What the task asks: Your answer must be an exact copy of the records, minus any pictures.

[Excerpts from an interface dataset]
»»

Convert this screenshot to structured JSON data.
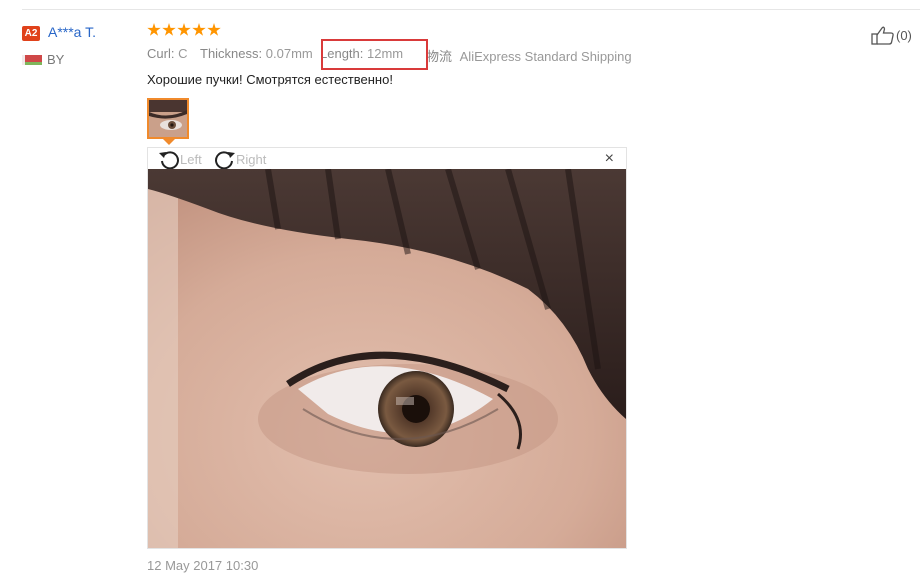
{
  "user": {
    "level": "A2",
    "name": "A***a T.",
    "country": "BY"
  },
  "review": {
    "rating": 5,
    "attributes": [
      {
        "key": "Curl:",
        "value": "C"
      },
      {
        "key": "Thickness:",
        "value": "0.07mm"
      },
      {
        "key": "Length:",
        "value": "12mm"
      }
    ],
    "shipping_label": "物流",
    "shipping_value": "AliExpress Standard Shipping",
    "text": "Хорошие пучки! Смотрятся естественно!",
    "date": "12 May 2017 10:30"
  },
  "viewer": {
    "rotate_left_label": "Left",
    "rotate_right_label": "Right",
    "close_label": "×"
  },
  "likes": {
    "count_label": "(0)"
  },
  "colors": {
    "accent_orange": "#f08a2c",
    "star": "#ff9500",
    "link_blue": "#2866c8",
    "highlight_red": "#d93a3a",
    "badge_red": "#e0421b"
  }
}
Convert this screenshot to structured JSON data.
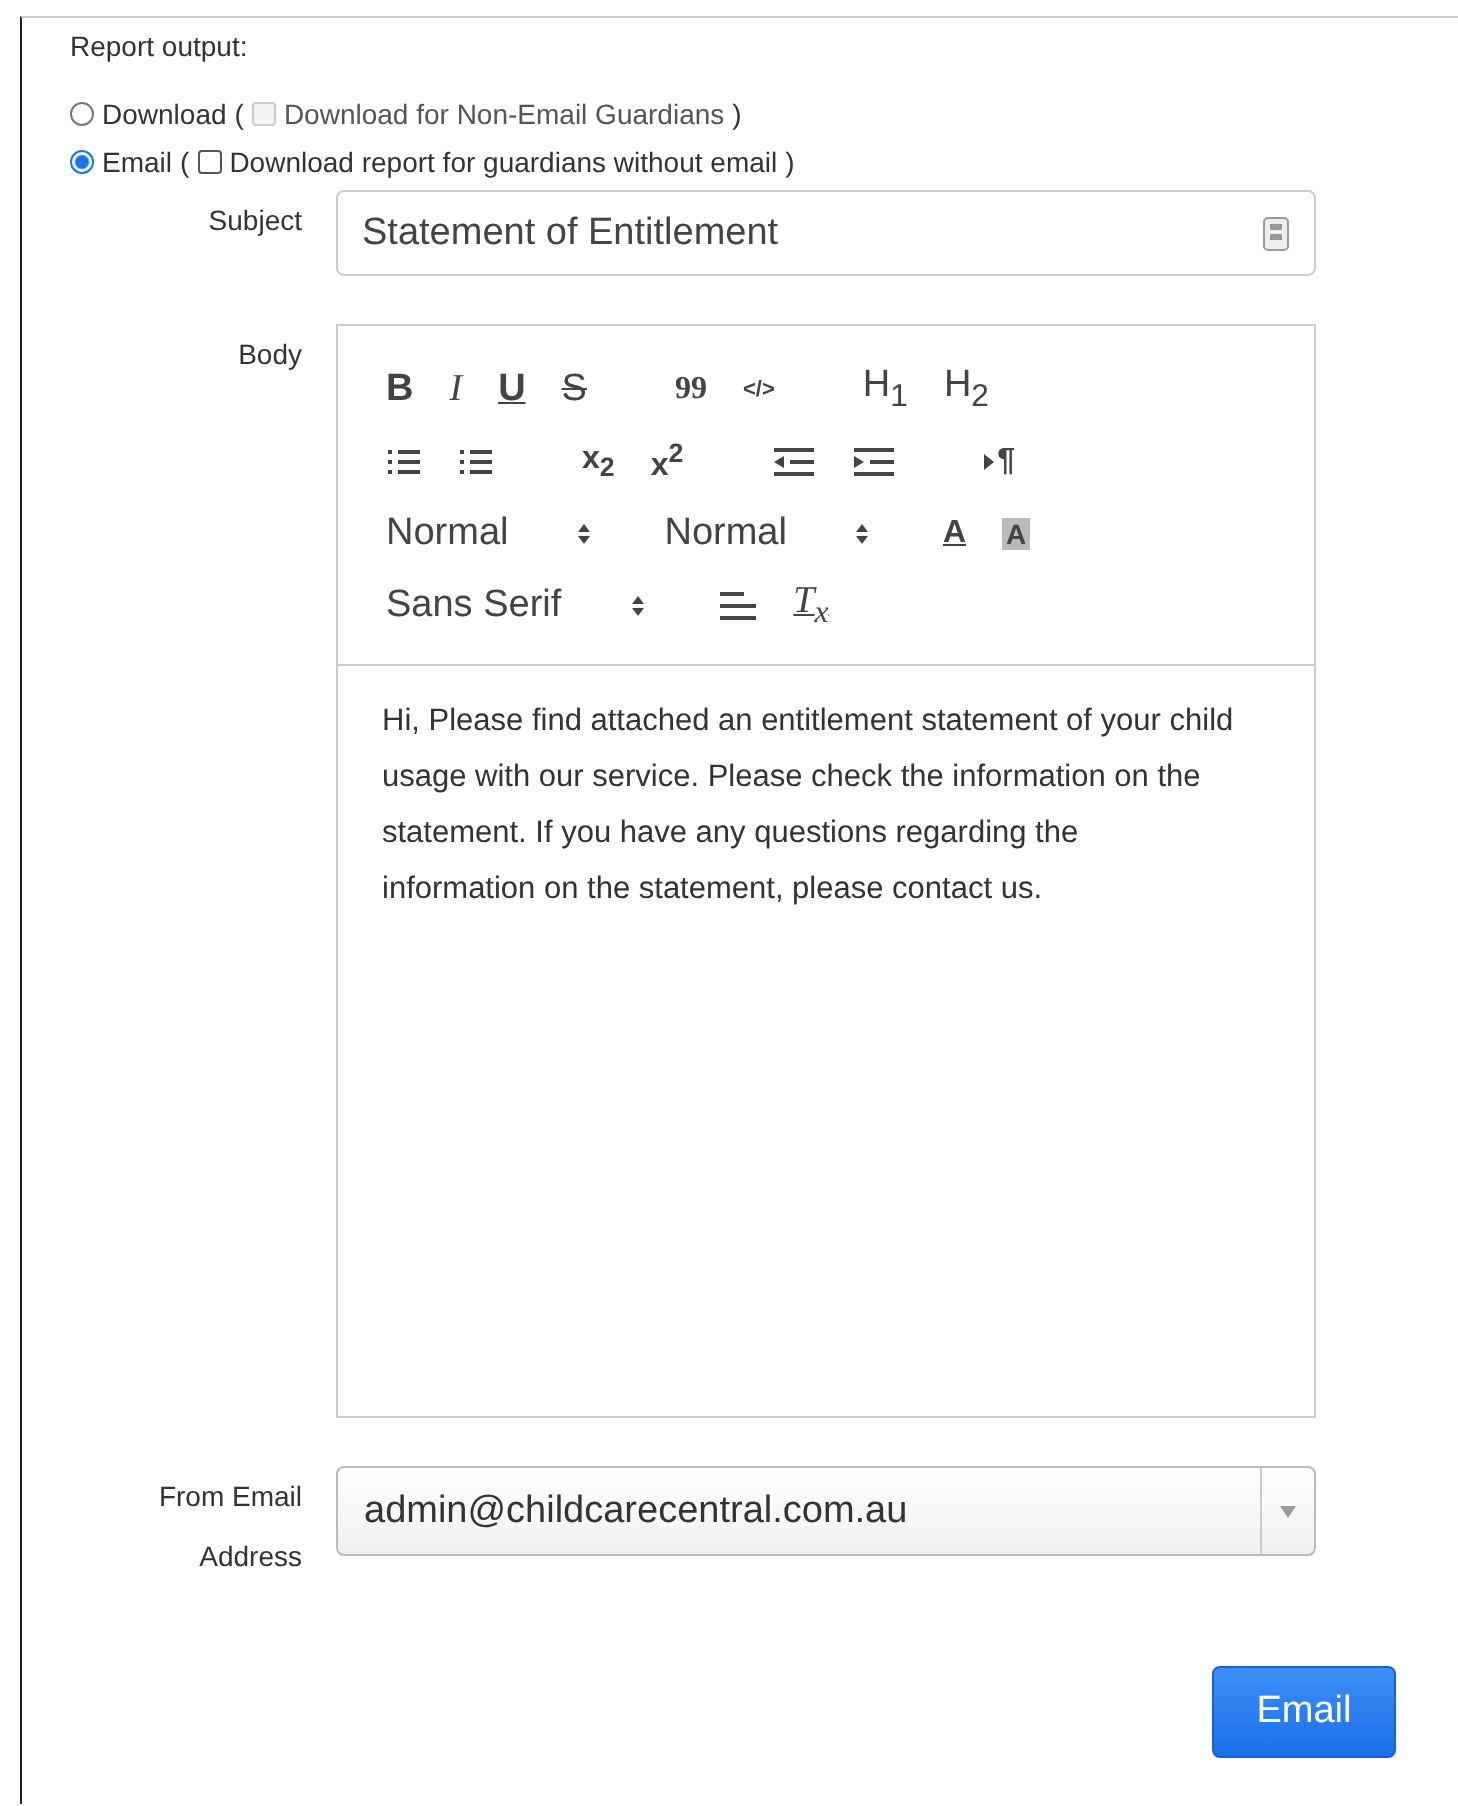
{
  "heading": "Report output:",
  "outputs": [
    {
      "label": "Download",
      "selected": false,
      "open": "(",
      "close": ")",
      "option": {
        "label": "Download for Non-Email Guardians",
        "checked": false,
        "disabled": true
      }
    },
    {
      "label": "Email",
      "selected": true,
      "open": "(",
      "close": ")",
      "option": {
        "label": "Download report for guardians without email",
        "checked": false,
        "disabled": false
      }
    }
  ],
  "subject": {
    "label": "Subject",
    "value": "Statement of Entitlement"
  },
  "body": {
    "label": "Body",
    "toolbar": [
      [
        {
          "kind": "bold",
          "label": "B"
        },
        {
          "kind": "italic",
          "label": "I"
        },
        {
          "kind": "underline",
          "label": "U"
        },
        {
          "kind": "strike",
          "label": "S"
        },
        {
          "kind": "gap"
        },
        {
          "kind": "quote",
          "label": "99"
        },
        {
          "kind": "code",
          "label": "</>"
        },
        {
          "kind": "gap"
        },
        {
          "kind": "header",
          "label": "H$_{1}$"
        },
        {
          "kind": "header",
          "label": "H$_{2}$"
        }
      ],
      [
        {
          "kind": "ordered-list"
        },
        {
          "kind": "bullet-list"
        },
        {
          "kind": "gap"
        },
        {
          "kind": "script",
          "label": "x$_{2}$"
        },
        {
          "kind": "script",
          "label": "x$^{2}$"
        },
        {
          "kind": "gap"
        },
        {
          "kind": "outdent"
        },
        {
          "kind": "indent"
        },
        {
          "kind": "gap"
        },
        {
          "kind": "direction",
          "label": "¶"
        }
      ],
      [
        {
          "kind": "picker",
          "label": "Normal"
        },
        {
          "kind": "picker",
          "label": "Normal"
        },
        {
          "kind": "color",
          "label": "A"
        },
        {
          "kind": "background",
          "label": "A"
        }
      ],
      [
        {
          "kind": "picker",
          "label": "Sans Serif"
        },
        {
          "kind": "align"
        },
        {
          "kind": "clean",
          "label": "T$_{x}$"
        }
      ]
    ],
    "text": "Hi, Please find attached an entitlement statement of your child usage with our service. Please check the information on the statement. If you have any questions regarding the information on the statement, please contact us."
  },
  "from": {
    "label": "From Email Address",
    "value": "admin@childcarecentral.com.au"
  },
  "submit": "Email"
}
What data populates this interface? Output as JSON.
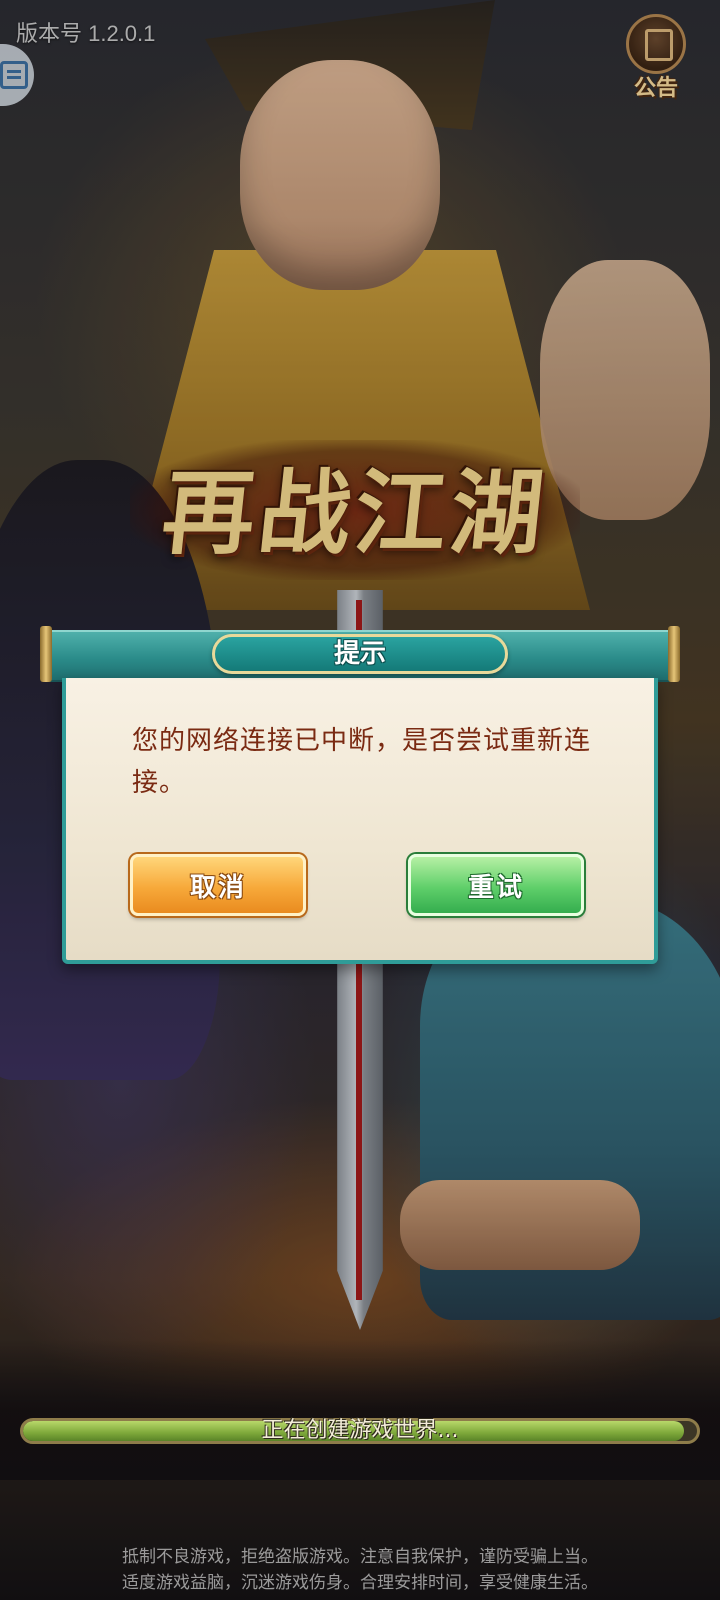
{
  "version": {
    "text": "版本号 1.2.0.1"
  },
  "floating_badge": {
    "icon": "floating-menu-icon"
  },
  "announcement": {
    "label": "公告",
    "icon": "announcement-scroll-icon"
  },
  "logo": {
    "text": "再战江湖"
  },
  "dialog": {
    "title": "提示",
    "message": "您的网络连接已中断，是否尝试重新连接。",
    "cancel_label": "取消",
    "retry_label": "重试"
  },
  "loading": {
    "text": "正在创建游戏世界...",
    "progress": 0.98
  },
  "health_notice": {
    "line1": "抵制不良游戏，拒绝盗版游戏。注意自我保护，谨防受骗上当。",
    "line2": "适度游戏益脑，沉迷游戏伤身。合理安排时间，享受健康生活。"
  },
  "colors": {
    "dialog_accent": "#2f9c98",
    "message_text": "#7a2a12",
    "cancel_button": "#f7a93a",
    "retry_button": "#5fcf6a",
    "progress_fill": "#7ea83a"
  }
}
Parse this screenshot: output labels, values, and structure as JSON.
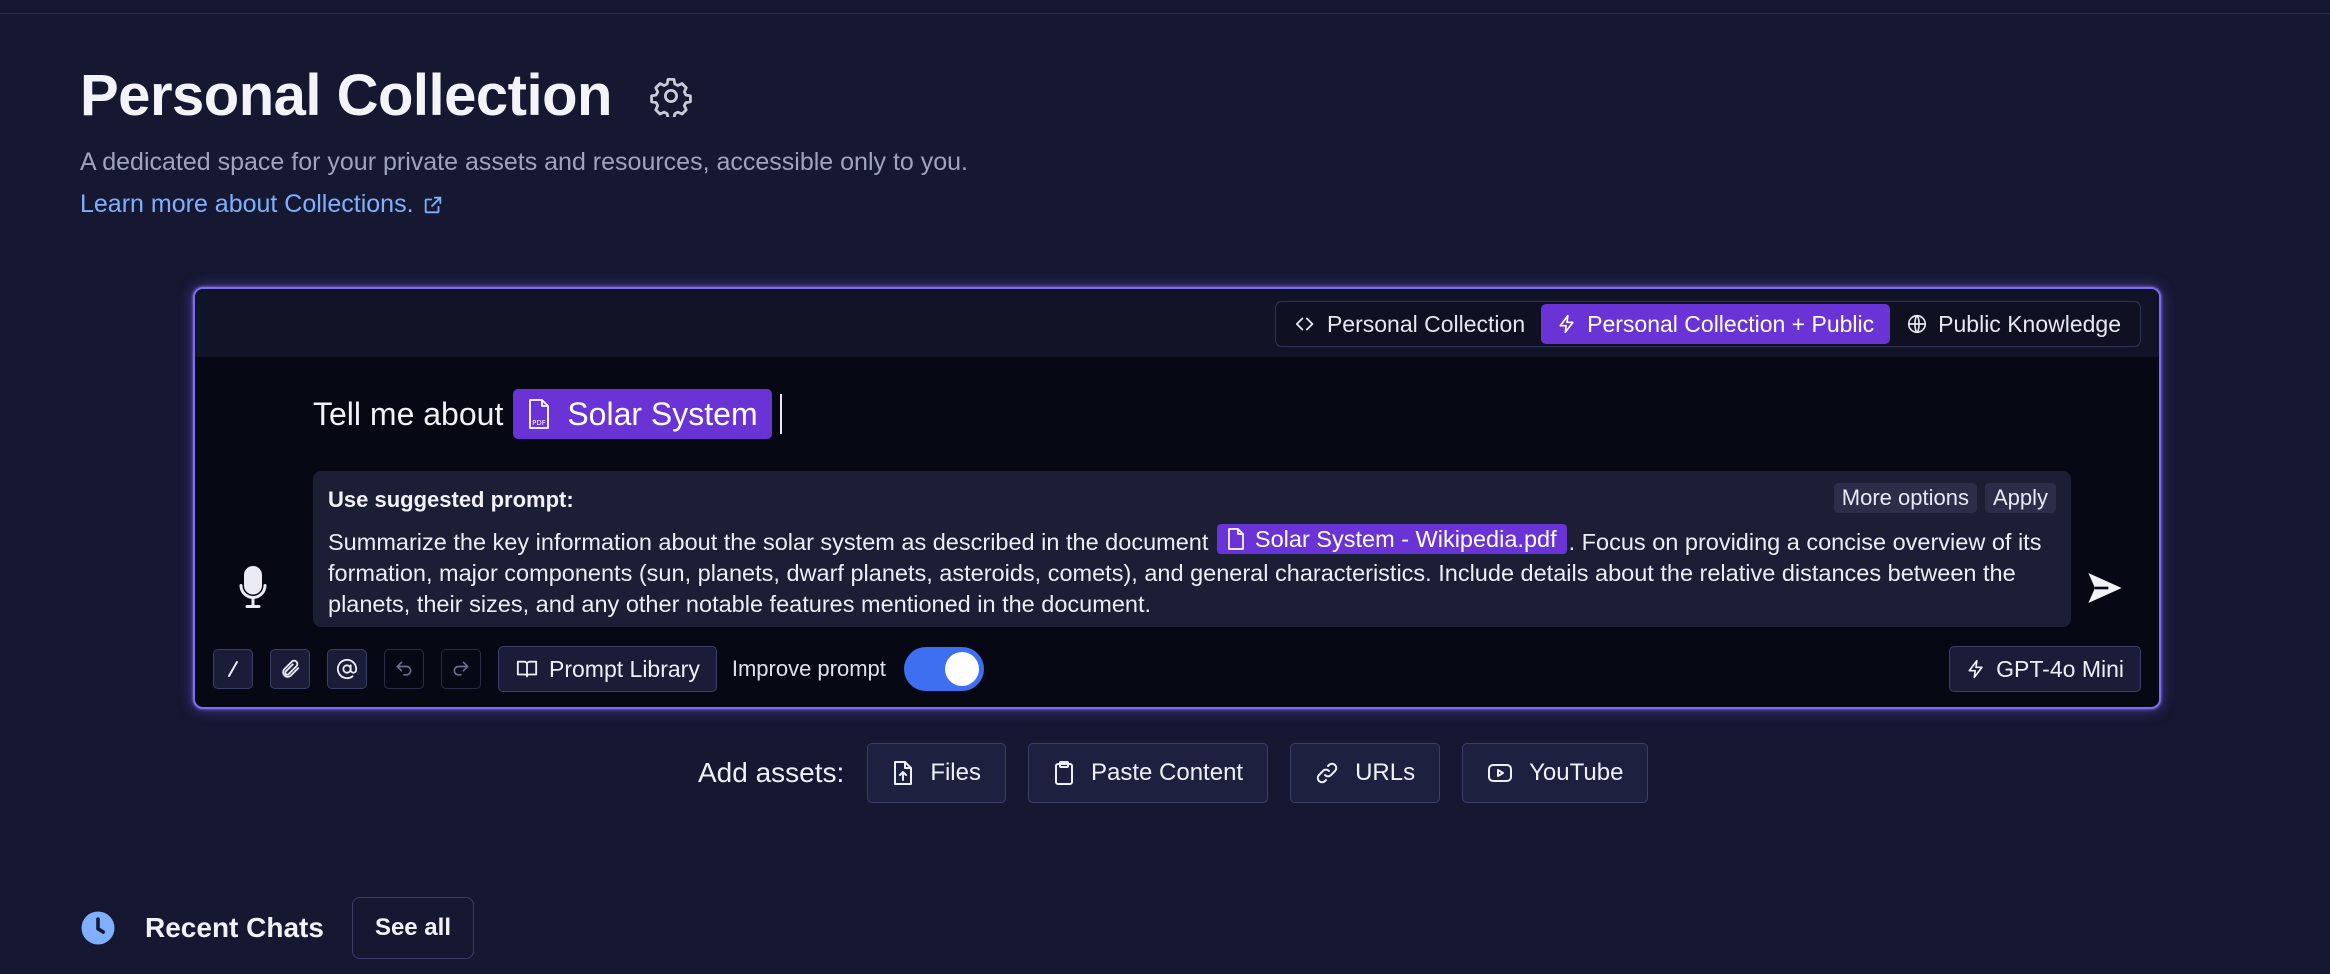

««

Response area:
Convert this screenshot to structured JSON data.
{
  "user": {
    "level": "A2",
    "name": "A***a T.",
    "country": "BY"
  },
  "review": {
    "rating": 5,
    "attributes": [
      {
        "key": "Curl:",
        "value": "C"
      },
      {
        "key": "Thickness:",
        "value": "0.07mm"
      },
      {
        "key": "Length:",
        "value": "12mm"
      }
    ],
    "shipping_label": "物流",
    "shipping_value": "AliExpress Standard Shipping",
    "text": "Хорошие пучки! Смотрятся естественно!",
    "date": "12 May 2017 10:30"
  },
  "viewer": {
    "rotate_left_label": "Left",
    "rotate_right_label": "Right",
    "close_label": "×"
  },
  "likes": {
    "count_label": "(0)"
  },
  "colors": {
    "accent_orange": "#f08a2c",
    "star": "#ff9500",
    "link_blue": "#2866c8",
    "highlight_red": "#d93a3a",
    "badge_red": "#e0421b"
  }
}
Convert this screenshot to structured JSON data.
{
  "heading": "Report output:",
  "outputs": [
    {
      "label": "Download",
      "selected": false,
      "open": "(",
      "close": ")",
      "option": {
        "label": "Download for Non-Email Guardians",
        "checked": false,
        "disabled": true
      }
    },
    {
      "label": "Email",
      "selected": true,
      "open": "(",
      "close": ")",
      "option": {
        "label": "Download report for guardians without email",
        "checked": false,
        "disabled": false
      }
    }
  ],
  "subject": {
    "label": "Subject",
    "value": "Statement of Entitlement"
  },
  "body": {
    "label": "Body",
    "toolbar": [
      [
        {
          "kind": "bold",
          "label": "B"
        },
        {
          "kind": "italic",
          "label": "I"
        },
        {
          "kind": "underline",
          "label": "U"
        },
        {
          "kind": "strike",
          "label": "S"
        },
        {
          "kind": "gap"
        },
        {
          "kind": "quote",
          "label": "99"
        },
        {
          "kind": "code",
          "label": "</>"
        },
        {
          "kind": "gap"
        },
        {
          "kind": "header",
          "label": "H$_{1}$"
        },
        {
          "kind": "header",
          "label": "H$_{2}$"
        }
      ],
      [
        {
          "kind": "ordered-list"
        },
        {
          "kind": "bullet-list"
        },
        {
          "kind": "gap"
        },
        {
          "kind": "script",
          "label": "x$_{2}$"
        },
        {
          "kind": "script",
          "label": "x$^{2}$"
        },
        {
          "kind": "gap"
        },
        {
          "kind": "outdent"
        },
        {
          "kind": "indent"
        },
        {
          "kind": "gap"
        },
        {
          "kind": "direction",
          "label": "¶"
        }
      ],
      [
        {
          "kind": "picker",
          "label": "Normal"
        },
        {
          "kind": "picker",
          "label": "Normal"
        },
        {
          "kind": "color",
          "label": "A"
        },
        {
          "kind": "background",
          "label": "A"
        }
      ],
      [
        {
          "kind": "picker",
          "label": "Sans Serif"
        },
        {
          "kind": "align"
        },
        {
          "kind": "clean",
          "label": "T$_{x}$"
        }
      ]
    ],
    "text": "Hi, Please find attached an entitlement statement of your child usage with our service. Please check the information on the statement. If you have any questions regarding the information on the statement, please contact us."
  },
  "from": {
    "label": "From Email Address",
    "value": "admin@childcarecentral.com.au"
  },
  "submit": "Email"
}
What data populates this interface? Output as JSON.
{
  "version": {
    "text": "版本号 1.2.0.1"
  },
  "floating_badge": {
    "icon": "floating-menu-icon"
  },
  "announcement": {
    "label": "公告",
    "icon": "announcement-scroll-icon"
  },
  "logo": {
    "text": "再战江湖"
  },
  "dialog": {
    "title": "提示",
    "message": "您的网络连接已中断，是否尝试重新连接。",
    "cancel_label": "取消",
    "retry_label": "重试"
  },
  "loading": {
    "text": "正在创建游戏世界...",
    "progress": 0.98
  },
  "health_notice": {
    "line1": "抵制不良游戏，拒绝盗版游戏。注意自我保护，谨防受骗上当。",
    "line2": "适度游戏益脑，沉迷游戏伤身。合理安排时间，享受健康生活。"
  },
  "colors": {
    "dialog_accent": "#2f9c98",
    "message_text": "#7a2a12",
    "cancel_button": "#f7a93a",
    "retry_button": "#5fcf6a",
    "progress_fill": "#7ea83a"
  }
}
Parse this screenshot: output labels, values, and structure as JSON.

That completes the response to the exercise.